- Find ways of parenting your different children equally and fairly. This is easier said than done and it doesn’t mean treating each of your children in exactly the same way as each other (contrary to what the children may say ) all the time. A sick toddler may need your attention more for a few days than your healthy 10 year old, your child doing GCSEs may need more of your time than your 13 year old for a few weeks in April. Use common sense and be mindful of what you’re doing and don’t beat yourself up if you feel it all feels a bit uneven for a little while.
- Find ways of spending quality time with the child you find more difficult, doing things you both enjoy. It’s easy to get stuck into a spin cycle of negativity with a child who is being especially challenging. It then becomes a self fulfilling prophecy where you get tense, they get tense and it prevents you from enjoying each other. Make a day at the weekend or on a social day or during the holidays when just the two of you can be together and then carry on making some one-to-one time after that. Go for a hot chocolate when your other child is at football training or swimming practice.
- If you want to have a more pleasant, cooperative child, be a more understanding, empathetic, consistently loving parent. Work and invest in the relationship you want to forge with your child and work at showing love.
- There are 5 languages of love – discover which one your child likes best and show them love in the way they like to receive love. It will,transform your relationship.
Here are the five languages of love
- receiving gifts – small things like a shell or a flower
- quality time – chatting and laughing together
- words of affirmation – reaffirming and noticing what they do well & telling them
- acts of service – doing things for them
- and physical touch
Wait and see what happens and take the long term view. Remember, some relationships blossom and bloom later than others. Your challenging, independent strong willed toddler may blossom into a thoughtfully spirited, innovative leader or campaigner.

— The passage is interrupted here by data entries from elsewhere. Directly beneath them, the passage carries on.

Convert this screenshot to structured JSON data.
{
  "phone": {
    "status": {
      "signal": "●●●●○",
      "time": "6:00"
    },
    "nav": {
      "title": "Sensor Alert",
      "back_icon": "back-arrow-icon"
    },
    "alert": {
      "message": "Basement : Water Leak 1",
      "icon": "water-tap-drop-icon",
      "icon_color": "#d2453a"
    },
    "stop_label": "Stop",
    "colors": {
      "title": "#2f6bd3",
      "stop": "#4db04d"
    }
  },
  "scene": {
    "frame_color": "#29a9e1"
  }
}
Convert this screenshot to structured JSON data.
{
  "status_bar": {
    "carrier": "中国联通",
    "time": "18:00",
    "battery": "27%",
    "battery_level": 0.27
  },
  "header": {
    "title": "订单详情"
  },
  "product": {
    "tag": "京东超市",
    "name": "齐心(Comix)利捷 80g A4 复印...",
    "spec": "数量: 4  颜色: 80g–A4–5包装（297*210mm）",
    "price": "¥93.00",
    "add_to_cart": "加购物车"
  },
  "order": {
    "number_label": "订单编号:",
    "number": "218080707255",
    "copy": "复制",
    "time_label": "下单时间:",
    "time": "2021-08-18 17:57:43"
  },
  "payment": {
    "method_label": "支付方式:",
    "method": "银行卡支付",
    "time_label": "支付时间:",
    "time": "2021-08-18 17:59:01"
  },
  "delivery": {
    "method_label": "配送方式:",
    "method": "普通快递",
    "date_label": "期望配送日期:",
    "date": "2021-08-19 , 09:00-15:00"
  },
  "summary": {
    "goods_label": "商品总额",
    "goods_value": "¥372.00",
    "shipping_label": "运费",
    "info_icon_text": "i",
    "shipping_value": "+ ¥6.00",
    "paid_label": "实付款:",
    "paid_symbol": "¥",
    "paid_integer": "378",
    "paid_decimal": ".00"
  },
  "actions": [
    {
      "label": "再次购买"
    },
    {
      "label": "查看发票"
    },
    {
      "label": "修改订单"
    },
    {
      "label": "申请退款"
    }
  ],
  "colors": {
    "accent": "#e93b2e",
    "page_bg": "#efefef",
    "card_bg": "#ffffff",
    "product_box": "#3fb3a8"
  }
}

Be careful that you don’t inadvertently overcompensate so wildly that your other children end up thinking the child you find more difficult is your favourite.
If you’re really struggling with your feelings and/or you think they may be a result of your own experiences growing up, consider whether some kind of counselling or coaching might help.
The bottom line is that displaying favouritism hurts everybody. It damages relationships, damages confidence and self esteem, and the long-term effects of feeling like the less-loved child can be profound.
There are children who you may have fewer problems with. But that is not really the same as having a favourite, because love is equal, profound, and unconditional isn’t it?
When I chat to parents lots of people admit to treating their children differently at different times, according to their needs (and how annoying they’re being). But not one of them felt this reflected any fundamental preference, they just felt it was all simply part of the ebb and flow of family life.
So do you have a favourite child?